Globally, $6 billion of IPOs were postponed or withdrawn, and many companies cut their deal sizes substantially before pulling the plug. Chinese outfit New Century Shipbuilding shelved a $1.7 billion offering, real estate company Swire Properties canceled a $3 billion Hong Kong issuance, and U.S. REIT Americold Realty Trust pulled its $600 million coming-out party.
Another seven deals are scheduled to price this week, although the largest is $368 million, which may make it easier for bookrunners to attract investors. It may help also that the S&P 500 was up nearly 4% by Monday afternoon. Even if some of these deals make it to the market this week, though, their CFOs have to be uneasy. Of the 15 IPOs that have priced since the beginning of April, as of Monday only 5 were trading at or above their initial price.
In other capital-raising arenas, the stats last week were just as jarring: the spread investors demanded to hold corporate debt instead of government securities jumped 28 basis points to 177, according to Bank of America Merrill Lynch's corporate bond index. And in the bank market, three-month U.S. dollar LIBOR, upon which many loans are based, closed the week up 8.2 basis points.
Are these symptoms of a coming drought in liquidity that will drive up the price of equity and debt, or merely a temporary setback caused by investor fears of Greek contagion? Hard to tell. CFOs often proclaim that timing is not the crucial element when looking to raise funds.

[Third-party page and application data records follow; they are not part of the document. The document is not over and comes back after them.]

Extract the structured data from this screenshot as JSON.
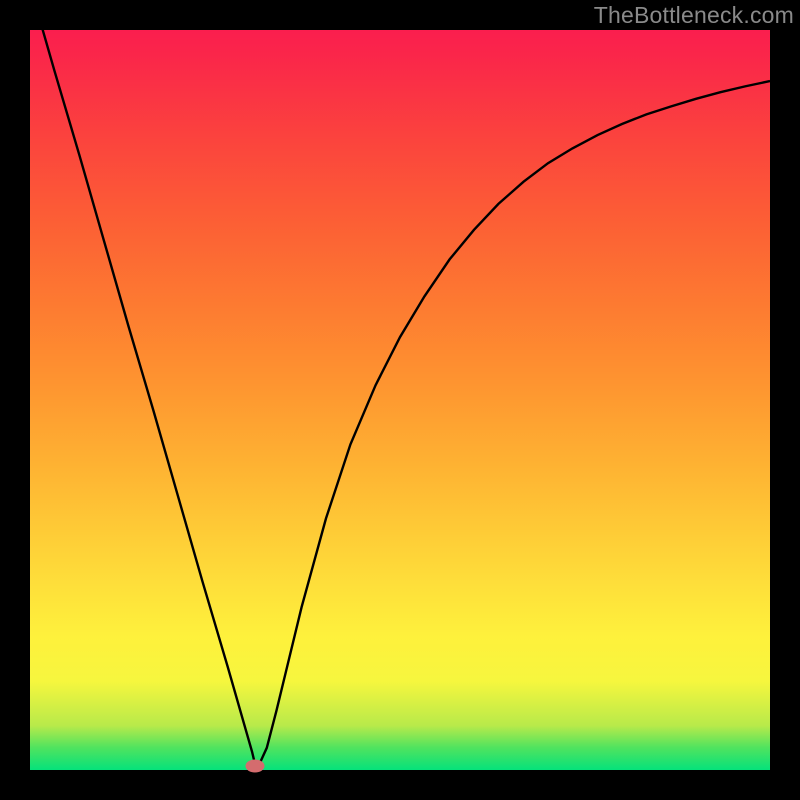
{
  "watermark": "TheBottleneck.com",
  "colors": {
    "curve_stroke": "#000000",
    "marker_fill": "#d46c6e",
    "frame_bg": "#000000"
  },
  "gradient_stops": [
    {
      "pos": 0.0,
      "color": "#05e27b"
    },
    {
      "pos": 0.03,
      "color": "#4fe35f"
    },
    {
      "pos": 0.06,
      "color": "#b8ea4a"
    },
    {
      "pos": 0.12,
      "color": "#f6f63e"
    },
    {
      "pos": 0.18,
      "color": "#fef13c"
    },
    {
      "pos": 0.25,
      "color": "#fedf3a"
    },
    {
      "pos": 0.33,
      "color": "#fec936"
    },
    {
      "pos": 0.42,
      "color": "#feb032"
    },
    {
      "pos": 0.52,
      "color": "#fe9530"
    },
    {
      "pos": 0.63,
      "color": "#fd7a31"
    },
    {
      "pos": 0.74,
      "color": "#fc5f35"
    },
    {
      "pos": 0.85,
      "color": "#fb443d"
    },
    {
      "pos": 0.95,
      "color": "#fa2a48"
    },
    {
      "pos": 1.0,
      "color": "#fa1e4e"
    }
  ],
  "chart_data": {
    "type": "line",
    "title": "",
    "xlabel": "",
    "ylabel": "",
    "xlim": [
      0,
      1
    ],
    "ylim": [
      0,
      1
    ],
    "x": [
      0.0,
      0.033,
      0.067,
      0.1,
      0.133,
      0.167,
      0.2,
      0.233,
      0.267,
      0.3,
      0.305,
      0.31,
      0.32,
      0.333,
      0.35,
      0.367,
      0.4,
      0.433,
      0.467,
      0.5,
      0.533,
      0.567,
      0.6,
      0.633,
      0.667,
      0.7,
      0.733,
      0.767,
      0.8,
      0.833,
      0.867,
      0.9,
      0.933,
      0.967,
      1.0
    ],
    "values": [
      1.06,
      0.945,
      0.83,
      0.715,
      0.6,
      0.485,
      0.37,
      0.255,
      0.14,
      0.025,
      0.004,
      0.008,
      0.03,
      0.08,
      0.15,
      0.22,
      0.34,
      0.44,
      0.52,
      0.585,
      0.64,
      0.69,
      0.73,
      0.765,
      0.795,
      0.82,
      0.84,
      0.858,
      0.873,
      0.886,
      0.897,
      0.907,
      0.916,
      0.924,
      0.931
    ],
    "marker": {
      "x": 0.304,
      "y": 0.005
    },
    "annotations": [],
    "legend": []
  }
}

That's true, but this capital-raising environment bears close monitoring. The difference of a week or two can mean real money.